From comparative genomics to systems biology - unravelling novel principle virulence mechanisms in pathogenic spore-forming bacteria
The WHO reports infectious disease as the second leading cause of death worldwide, making infectious disease an ever more important field of research. This project aims to characterize novel putative virulence and antimicroail resistance mechanisms in Bacillus cereus group bacteria.
About the project
Entering the 21st century, the world is faced with the threat of avian flu, HIV, tuberculosis and other emerging and re-emerging infectious diseases, and is simultaneously being challenged with increasingly virulent and drug-resistant pathogens. The WHO reports infectious disease as the second leading cause of death worldwide, making infectious disease an ever more important field of research. This project aims to characterize novel putative virulence and resistance mechanisms in Bacillus cereus group bacteria, including multidrug resistance transporter proteins and biofilm formation. Participants are members of the Laboratory for Microbial Dynamics, School of Pharmacy. The project ran on a three year grant (2008-2011, NFR) - and continues through funds from the School of Pharmacy, the Jahre Foundation and the Nansen Foundation.
- Biofilm formation in Bacillus cereus group bacteria
- Comparative genomics in Bacillus cereus group bacteria
- Multidrug resistance proteins (MDR) in the Bacillus cereus group
The project was funded through a three year (running) channel 3 grant in the FUGEII program from the Norwegian Research Council - and is continued through funding from the School of Pharmacy, the Jahre Foundation, and the Nansen Foundation.
Dr. Didier Lereclus and Dr. Michel Gohar - Unite Génétique Microbienne et Environnement, Institut National de la Recherche Agronomique (INRA), France

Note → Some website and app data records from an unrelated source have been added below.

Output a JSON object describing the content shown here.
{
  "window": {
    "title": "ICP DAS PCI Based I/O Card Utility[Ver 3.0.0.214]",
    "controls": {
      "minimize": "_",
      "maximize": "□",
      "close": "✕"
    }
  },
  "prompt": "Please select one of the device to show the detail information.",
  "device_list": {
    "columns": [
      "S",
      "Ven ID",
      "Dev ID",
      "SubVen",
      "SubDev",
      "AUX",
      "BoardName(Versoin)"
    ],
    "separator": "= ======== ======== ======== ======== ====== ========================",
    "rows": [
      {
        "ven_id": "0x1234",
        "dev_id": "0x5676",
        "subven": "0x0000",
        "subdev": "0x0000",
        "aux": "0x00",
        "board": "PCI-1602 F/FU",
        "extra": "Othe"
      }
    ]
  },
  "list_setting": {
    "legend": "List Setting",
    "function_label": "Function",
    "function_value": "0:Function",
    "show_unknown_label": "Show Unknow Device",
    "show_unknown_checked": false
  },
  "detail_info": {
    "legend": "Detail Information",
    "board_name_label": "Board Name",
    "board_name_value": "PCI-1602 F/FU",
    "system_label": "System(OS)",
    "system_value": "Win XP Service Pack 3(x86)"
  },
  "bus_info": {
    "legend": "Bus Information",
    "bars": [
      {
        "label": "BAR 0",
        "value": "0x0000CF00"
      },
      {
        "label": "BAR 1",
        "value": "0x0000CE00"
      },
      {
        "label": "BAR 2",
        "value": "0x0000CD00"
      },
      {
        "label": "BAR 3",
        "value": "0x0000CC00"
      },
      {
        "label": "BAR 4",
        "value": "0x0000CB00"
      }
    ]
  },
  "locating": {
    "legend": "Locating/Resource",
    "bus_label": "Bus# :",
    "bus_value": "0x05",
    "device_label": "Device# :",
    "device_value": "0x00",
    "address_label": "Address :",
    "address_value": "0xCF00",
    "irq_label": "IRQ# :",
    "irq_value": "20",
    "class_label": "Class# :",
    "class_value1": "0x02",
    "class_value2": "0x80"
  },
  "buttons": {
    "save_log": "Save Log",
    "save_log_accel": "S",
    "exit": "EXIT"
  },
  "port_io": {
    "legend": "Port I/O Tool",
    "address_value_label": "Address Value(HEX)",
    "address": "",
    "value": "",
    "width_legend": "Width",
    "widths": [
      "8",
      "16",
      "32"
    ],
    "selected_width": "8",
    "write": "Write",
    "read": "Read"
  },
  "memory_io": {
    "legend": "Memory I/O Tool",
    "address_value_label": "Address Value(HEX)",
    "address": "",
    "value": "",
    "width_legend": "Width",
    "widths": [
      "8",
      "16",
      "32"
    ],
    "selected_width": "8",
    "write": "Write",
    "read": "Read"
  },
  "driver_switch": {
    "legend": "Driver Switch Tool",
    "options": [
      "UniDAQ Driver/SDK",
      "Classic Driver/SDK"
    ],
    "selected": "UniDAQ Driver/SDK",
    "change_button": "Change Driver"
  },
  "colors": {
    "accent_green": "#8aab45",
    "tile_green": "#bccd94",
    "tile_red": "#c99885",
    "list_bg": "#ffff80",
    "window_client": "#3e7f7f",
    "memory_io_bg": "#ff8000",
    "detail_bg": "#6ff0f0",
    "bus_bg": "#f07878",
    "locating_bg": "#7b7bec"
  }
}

Prof. Peter J. F. Henderson - Astbury Centre for Structural Molecular Biology, Antimicrobial Research Centre, Faculty of Biological Sciences, University of Leeds, UK
Prof. Ian T. Paulsen - Macquarie University, Australia
Dr. Silke Klee, Robert Koch-Institut, Berlin, Germany
Dr. Geraldine van der Auwera - Harvard Medical School, USA